TO DO
Report only the number of lines in the entries below that hold the word "pillars".
DATA FOR REVIEW Block Start
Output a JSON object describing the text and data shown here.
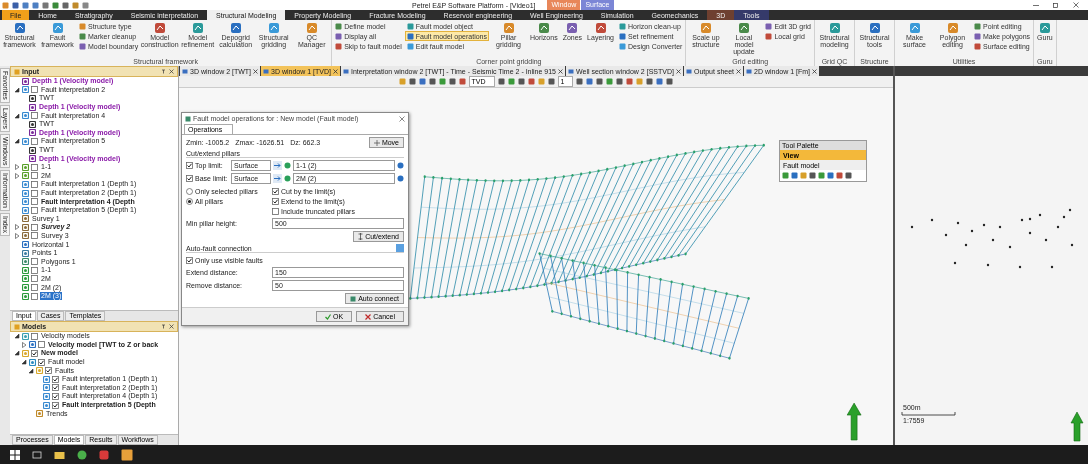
{
  "title_bar": {
    "title": "Petrel E&P Software Platform - [Video1]",
    "context_tabs": [
      {
        "label": "Window",
        "color": "#e8875a"
      },
      {
        "label": "Surface",
        "color": "#7b86d6"
      }
    ]
  },
  "ribbon": {
    "tabs": [
      {
        "label": "File",
        "kind": "file",
        "selected": false
      },
      {
        "label": "Home",
        "kind": "tab",
        "selected": false
      },
      {
        "label": "Stratigraphy",
        "kind": "tab",
        "selected": false
      },
      {
        "label": "Seismic interpretation",
        "kind": "tab",
        "selected": false
      },
      {
        "label": "Structural Modeling",
        "kind": "tab",
        "selected": true
      },
      {
        "label": "Property Modeling",
        "kind": "tab",
        "selected": false
      },
      {
        "label": "Fracture Modeling",
        "kind": "tab",
        "selected": false
      },
      {
        "label": "Reservoir engineering",
        "kind": "tab",
        "selected": false
      },
      {
        "label": "Well Engineering",
        "kind": "tab",
        "selected": false
      },
      {
        "label": "Simulation",
        "kind": "tab",
        "selected": false
      },
      {
        "label": "Geomechanics",
        "kind": "tab",
        "selected": false
      },
      {
        "label": "3D",
        "kind": "context",
        "color": "#6e4030",
        "selected": false
      },
      {
        "label": "Tools",
        "kind": "context",
        "color": "#353a6a",
        "selected": false
      }
    ],
    "groups": [
      {
        "name": "Structural framework",
        "items": [
          {
            "label": "Structural framework",
            "kind": "large",
            "active": false
          },
          {
            "label": "Fault framework",
            "kind": "large",
            "active": false
          },
          {
            "label": "Structure type",
            "kind": "small",
            "active": false
          },
          {
            "label": "Marker cleanup",
            "kind": "small",
            "active": false
          },
          {
            "label": "Model boundary",
            "kind": "small",
            "active": false
          },
          {
            "label": "Model construction",
            "kind": "large",
            "active": false
          },
          {
            "label": "Model refinement",
            "kind": "large",
            "active": false
          },
          {
            "label": "Depogrid calculation",
            "kind": "large",
            "active": false
          },
          {
            "label": "Structural gridding",
            "kind": "large",
            "active": false
          },
          {
            "label": "QC Manager",
            "kind": "large",
            "active": false
          }
        ]
      },
      {
        "name": "Corner point gridding",
        "items": [
          {
            "label": "Define model",
            "kind": "small",
            "active": false
          },
          {
            "label": "Display all",
            "kind": "small",
            "active": false
          },
          {
            "label": "Skip to fault model",
            "kind": "small",
            "active": false
          },
          {
            "label": "Fault model object",
            "kind": "small",
            "active": false
          },
          {
            "label": "Fault model operations",
            "kind": "small",
            "active": true
          },
          {
            "label": "Edit fault model",
            "kind": "small",
            "active": false
          },
          {
            "label": "Pillar gridding",
            "kind": "large",
            "active": false
          },
          {
            "label": "Horizons",
            "kind": "large",
            "active": false
          },
          {
            "label": "Zones",
            "kind": "large",
            "active": false
          },
          {
            "label": "Layering",
            "kind": "large",
            "active": false
          },
          {
            "label": "Horizon clean-up",
            "kind": "small",
            "active": false
          },
          {
            "label": "Set refinement",
            "kind": "small",
            "active": false
          },
          {
            "label": "Design Converter",
            "kind": "small",
            "active": false
          }
        ]
      },
      {
        "name": "Grid editing",
        "items": [
          {
            "label": "Scale up structure",
            "kind": "large",
            "active": false
          },
          {
            "label": "Local model update",
            "kind": "large",
            "active": false
          },
          {
            "label": "Edit 3D grid",
            "kind": "small",
            "active": false
          },
          {
            "label": "Local grid",
            "kind": "small",
            "active": false
          }
        ]
      },
      {
        "name": "Grid QC",
        "items": [
          {
            "label": "Structural modeling",
            "kind": "large",
            "active": false
          }
        ]
      },
      {
        "name": "Structure",
        "items": [
          {
            "label": "Structural tools",
            "kind": "large",
            "active": false
          }
        ]
      },
      {
        "name": "Utilities",
        "items": [
          {
            "label": "Make surface",
            "kind": "large",
            "active": false
          },
          {
            "label": "Polygon editing",
            "kind": "large",
            "active": false
          },
          {
            "label": "Point editing",
            "kind": "small",
            "active": false
          },
          {
            "label": "Make polygons",
            "kind": "small",
            "active": false
          },
          {
            "label": "Surface editing",
            "kind": "small",
            "active": false
          }
        ]
      },
      {
        "name": "Guru",
        "items": [
          {
            "label": "Guru",
            "kind": "large",
            "active": false
          }
        ]
      }
    ]
  },
  "side_tabs": [
    "Favorites",
    "Layers",
    "Windows",
    "Information",
    "Index"
  ],
  "input_panel": {
    "title": "Input",
    "items": [
      {
        "label": "Depth 1 (Velocity model)",
        "kind": "depth",
        "bold": true,
        "color": "#8a1aa8",
        "selected": false
      },
      {
        "label": "Fault interpretation 2",
        "kind": "fault",
        "checked": false,
        "expanded": true,
        "selected": false,
        "children": [
          {
            "label": "TWT",
            "kind": "time",
            "selected": false
          },
          {
            "label": "Depth 1 (Velocity model)",
            "kind": "depth",
            "bold": true,
            "color": "#8a1aa8",
            "selected": false
          }
        ]
      },
      {
        "label": "Fault interpretation 4",
        "kind": "fault",
        "checked": false,
        "expanded": true,
        "selected": false,
        "children": [
          {
            "label": "TWT",
            "kind": "time",
            "selected": false
          },
          {
            "label": "Depth 1 (Velocity model)",
            "kind": "depth",
            "bold": true,
            "color": "#8a1aa8",
            "selected": false
          }
        ]
      },
      {
        "label": "Fault interpretation 5",
        "kind": "fault",
        "checked": false,
        "expanded": true,
        "selected": false,
        "children": [
          {
            "label": "TWT",
            "kind": "time",
            "selected": false
          },
          {
            "label": "Depth 1 (Velocity model)",
            "kind": "depth",
            "bold": true,
            "color": "#8a1aa8",
            "selected": false
          }
        ]
      },
      {
        "label": "1-1",
        "kind": "surface",
        "checked": false,
        "expanded": false,
        "selected": false
      },
      {
        "label": "2M",
        "kind": "surface",
        "checked": false,
        "expanded": false,
        "selected": false
      },
      {
        "label": "Fault interpretation 1 (Depth 1)",
        "kind": "fault",
        "checked": false,
        "selected": false
      },
      {
        "label": "Fault interpretation 2 (Depth 1)",
        "kind": "fault",
        "checked": false,
        "selected": false
      },
      {
        "label": "Fault interpretation 4 (Depth",
        "kind": "fault",
        "checked": false,
        "bold": true,
        "selected": false
      },
      {
        "label": "Fault interpretation 5 (Depth 1)",
        "kind": "fault",
        "checked": false,
        "selected": false
      },
      {
        "label": "Survey 1",
        "kind": "survey",
        "selected": false
      },
      {
        "label": "Survey 2",
        "kind": "survey",
        "checked": false,
        "expanded": false,
        "bold": true,
        "italic": true,
        "selected": false
      },
      {
        "label": "Survey 3",
        "kind": "survey",
        "checked": false,
        "expanded": false,
        "selected": false
      },
      {
        "label": "Horizontal 1",
        "kind": "wells",
        "selected": false
      },
      {
        "label": "Points 1",
        "kind": "points",
        "selected": false
      },
      {
        "label": "Polygons 1",
        "kind": "polygons",
        "checked": false,
        "selected": false
      },
      {
        "label": "1-1",
        "kind": "grid-surface",
        "checked": false,
        "selected": false
      },
      {
        "label": "2M",
        "kind": "grid-surface",
        "checked": false,
        "selected": false
      },
      {
        "label": "2M (2)",
        "kind": "grid-surface",
        "checked": false,
        "selected": false
      },
      {
        "label": "2M (3)",
        "kind": "grid-surface",
        "checked": false,
        "selected": true
      }
    ],
    "tabs": [
      {
        "label": "Input",
        "selected": true
      },
      {
        "label": "Cases",
        "selected": false
      },
      {
        "label": "Templates",
        "selected": false
      }
    ]
  },
  "models_panel": {
    "title": "Models",
    "items": [
      {
        "label": "Velocity models",
        "kind": "folder",
        "checked": false,
        "expanded": true,
        "selected": false,
        "children": [
          {
            "label": "Velocity model [TWT to Z or back",
            "kind": "velocity-model",
            "checked": false,
            "expanded": false,
            "bold": true,
            "selected": false
          }
        ]
      },
      {
        "label": "New model",
        "kind": "model",
        "checked": true,
        "expanded": true,
        "bold": true,
        "selected": false,
        "children": [
          {
            "label": "Fault model",
            "kind": "fault-model",
            "checked": true,
            "expanded": true,
            "selected": false,
            "children": [
              {
                "label": "Faults",
                "kind": "faults",
                "checked": true,
                "expanded": true,
                "selected": false,
                "children": [
                  {
                    "label": "Fault interpretation 1 (Depth 1)",
                    "kind": "fault",
                    "checked": true,
                    "selected": false
                  },
                  {
                    "label": "Fault interpretation 2 (Depth 1)",
                    "kind": "fault",
                    "checked": true,
                    "selected": false
                  },
                  {
                    "label": "Fault interpretation 4 (Depth 1)",
                    "kind": "fault",
                    "checked": true,
                    "selected": false
                  },
                  {
                    "label": "Fault interpretation 5 (Depth",
                    "kind": "fault",
                    "checked": true,
                    "bold": true,
                    "selected": false
                  }
                ]
              },
              {
                "label": "Trends",
                "kind": "trend",
                "selected": false
              }
            ]
          }
        ]
      }
    ],
    "tabs": [
      {
        "label": "Processes",
        "selected": false
      },
      {
        "label": "Models",
        "selected": true
      },
      {
        "label": "Results",
        "selected": false
      },
      {
        "label": "Workflows",
        "selected": false
      }
    ]
  },
  "view_tabs": [
    {
      "label": "3D window 2 [TWT]",
      "selected": false
    },
    {
      "label": "3D window 1 [TVD]",
      "selected": true
    },
    {
      "label": "Interpretation window 2 [TWT] - Time - Seismic Time 2 - Inline 915",
      "selected": false
    },
    {
      "label": "Well section window 2 [SSTVD]",
      "selected": false
    },
    {
      "label": "Output sheet",
      "selected": false
    },
    {
      "label": "2D window 1 [Fm]",
      "selected": false
    }
  ],
  "view_toolbar": {
    "domain": "TVD",
    "value": "1"
  },
  "dialog": {
    "title": "Fault model operations for : New model (Fault model)",
    "tabs": [
      {
        "label": "Operations",
        "selected": true
      }
    ],
    "stats": [
      "Zmin: -1005.2",
      "Zmax: -1626.51",
      "Dz: 662.3"
    ],
    "move_button": "Move",
    "cut": {
      "title": "Cut/extend pillars",
      "limits": [
        {
          "label": "Top limit:",
          "checked": true,
          "type": "Surface",
          "value": "1-1 (2)"
        },
        {
          "label": "Base limit:",
          "checked": true,
          "type": "Surface",
          "value": "2M (2)"
        }
      ],
      "scope": [
        {
          "label": "Only selected pillars",
          "selected": false
        },
        {
          "label": "All pillars",
          "selected": true
        }
      ],
      "options": [
        {
          "label": "Cut by the limit(s)",
          "checked": true
        },
        {
          "label": "Extend to the limit(s)",
          "checked": true
        },
        {
          "label": "Include truncated pillars",
          "checked": false
        }
      ],
      "min_height": {
        "label": "Min pillar height:",
        "value": "500"
      },
      "button": "Cut/extend"
    },
    "auto": {
      "title": "Auto-fault connection",
      "visible": {
        "label": "Only use visible faults",
        "checked": true
      },
      "fields": [
        {
          "label": "Extend distance:",
          "value": "150"
        },
        {
          "label": "Remove distance:",
          "value": "50"
        }
      ],
      "button": "Auto connect"
    },
    "buttons": [
      {
        "label": "OK",
        "kind": "ok"
      },
      {
        "label": "Cancel",
        "kind": "cancel"
      }
    ]
  },
  "tool_palette": {
    "title": "Tool Palette",
    "items": [
      {
        "label": "View",
        "selected": true
      },
      {
        "label": "Fault model",
        "selected": false
      }
    ]
  },
  "map": {
    "scale": "500m",
    "ratio": "1:7559"
  }
}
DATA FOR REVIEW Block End
YOUR SOLUTION
4